I’m interested in neurodegenerative disorders associated with mitochondrial dysfunction. My principal aim is to further understand how pathogenic mutations in mitochondrial tRNA synthetases are linked human diseases.
Role of mitochondrial tRNA synthetases in neurodegeneration.
Principal Investigator: Dr Rita Horvath

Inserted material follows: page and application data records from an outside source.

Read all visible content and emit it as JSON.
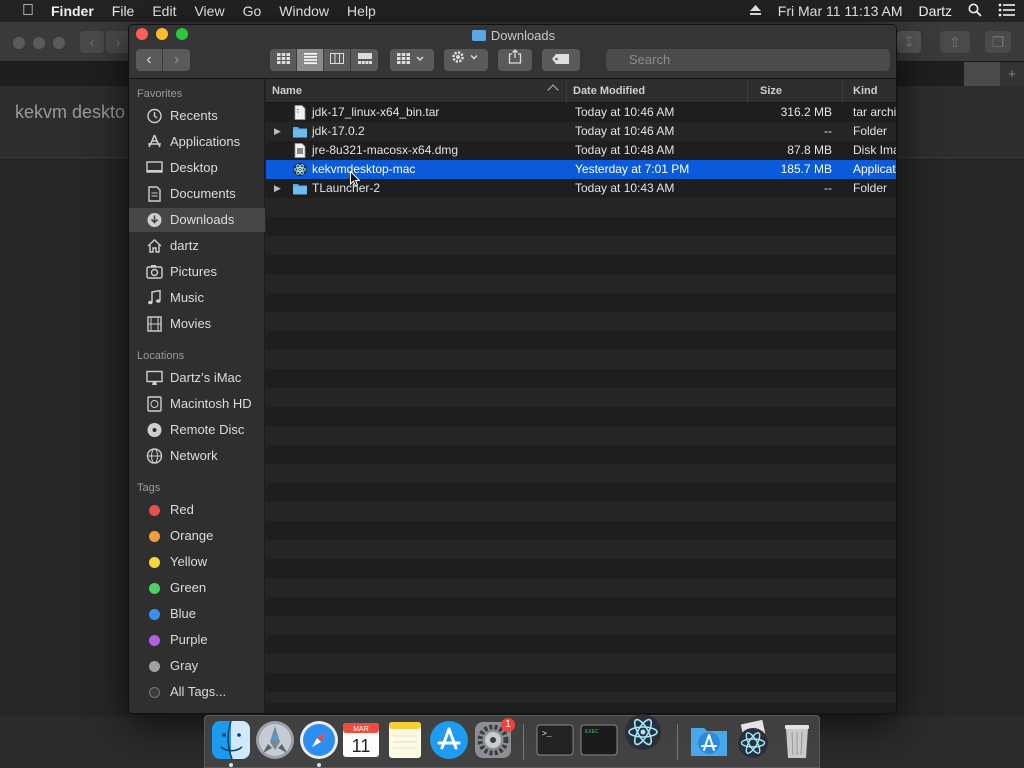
{
  "menubar": {
    "app_name": "Finder",
    "items": [
      "File",
      "Edit",
      "View",
      "Go",
      "Window",
      "Help"
    ],
    "clock": "Fri Mar 11  11:13 AM",
    "user": "Dartz"
  },
  "background_app": {
    "heading": "kekvm deskto"
  },
  "window": {
    "title": "Downloads",
    "search_placeholder": "Search"
  },
  "sidebar": {
    "favorites_header": "Favorites",
    "favorites": [
      {
        "label": "Recents",
        "icon": "recents-icon"
      },
      {
        "label": "Applications",
        "icon": "applications-icon"
      },
      {
        "label": "Desktop",
        "icon": "desktop-icon"
      },
      {
        "label": "Documents",
        "icon": "documents-icon"
      },
      {
        "label": "Downloads",
        "icon": "downloads-icon",
        "selected": true
      },
      {
        "label": "dartz",
        "icon": "home-icon"
      },
      {
        "label": "Pictures",
        "icon": "pictures-icon"
      },
      {
        "label": "Music",
        "icon": "music-icon"
      },
      {
        "label": "Movies",
        "icon": "movies-icon"
      }
    ],
    "locations_header": "Locations",
    "locations": [
      {
        "label": "Dartz’s iMac",
        "icon": "imac-icon"
      },
      {
        "label": "Macintosh HD",
        "icon": "harddisk-icon"
      },
      {
        "label": "Remote Disc",
        "icon": "disc-icon"
      },
      {
        "label": "Network",
        "icon": "network-icon"
      }
    ],
    "tags_header": "Tags",
    "tags": [
      {
        "label": "Red",
        "color": "#e94f4f"
      },
      {
        "label": "Orange",
        "color": "#f29d38"
      },
      {
        "label": "Yellow",
        "color": "#f5d932"
      },
      {
        "label": "Green",
        "color": "#4cd165"
      },
      {
        "label": "Blue",
        "color": "#3a8ff5"
      },
      {
        "label": "Purple",
        "color": "#b35ee6"
      },
      {
        "label": "Gray",
        "color": "#a0a0a0"
      },
      {
        "label": "All Tags...",
        "color": "#3b3b3b"
      }
    ]
  },
  "columns": {
    "name": "Name",
    "date": "Date Modified",
    "size": "Size",
    "kind": "Kind"
  },
  "files": [
    {
      "name": "jdk-17_linux-x64_bin.tar",
      "date": "Today at 10:46 AM",
      "size": "316.2 MB",
      "kind": "tar archi",
      "type": "file"
    },
    {
      "name": "jdk-17.0.2",
      "date": "Today at 10:46 AM",
      "size": "--",
      "kind": "Folder",
      "type": "folder"
    },
    {
      "name": "jre-8u321-macosx-x64.dmg",
      "date": "Today at 10:48 AM",
      "size": "87.8 MB",
      "kind": "Disk Ima",
      "type": "file"
    },
    {
      "name": "kekvmdesktop-mac",
      "date": "Yesterday at 7:01 PM",
      "size": "185.7 MB",
      "kind": "Applicat",
      "type": "app",
      "selected": true
    },
    {
      "name": "TLauncher-2",
      "date": "Today at 10:43 AM",
      "size": "--",
      "kind": "Folder",
      "type": "folder"
    }
  ],
  "dock": {
    "calendar_month": "MAR",
    "calendar_day": "11",
    "settings_badge": "1",
    "terminal_prompt": ">_",
    "exec_label": "EXEC"
  },
  "colors": {
    "selection": "#0b5ad9",
    "folder": "#56a9e6"
  }
}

Aminoacyl-tRNA synthetases (ARSs) are ubiquitously expressed enzymes; their primary role is to charge specific amino acids to their cognate transfer RNAs (tRNAs) as a first step of protein synthesis. The human nuclear genome harbours 37 ARS loci: 18 that encode a cytoplasmic enzyme, 17 that encode a mitochondrial enzyme, and two that encode a bi-functional enzyme that charges tRNA for both cytoplasmic and mitochondrial protein translation. One of the bi-functional enzymes is the glycyl-tRNS synthetase (GARS) which has been linked to Charcot-Marie-Tooth (CMT) disease. The main focus of my research to investigate how dominant GARS mutations affect the mitochondrial function and lead to peripheral neuropathy.
This project involves the generation of in vitro cellular models by cellular re-programming. Using this unique method, skin biopsies from patients (fibroblasts) are being used to generate neuronal cells to study the tissue specific impact of several pathogenic CMT mutations on mitochondrial functions.
Sponsor/funder: Wellcome Trust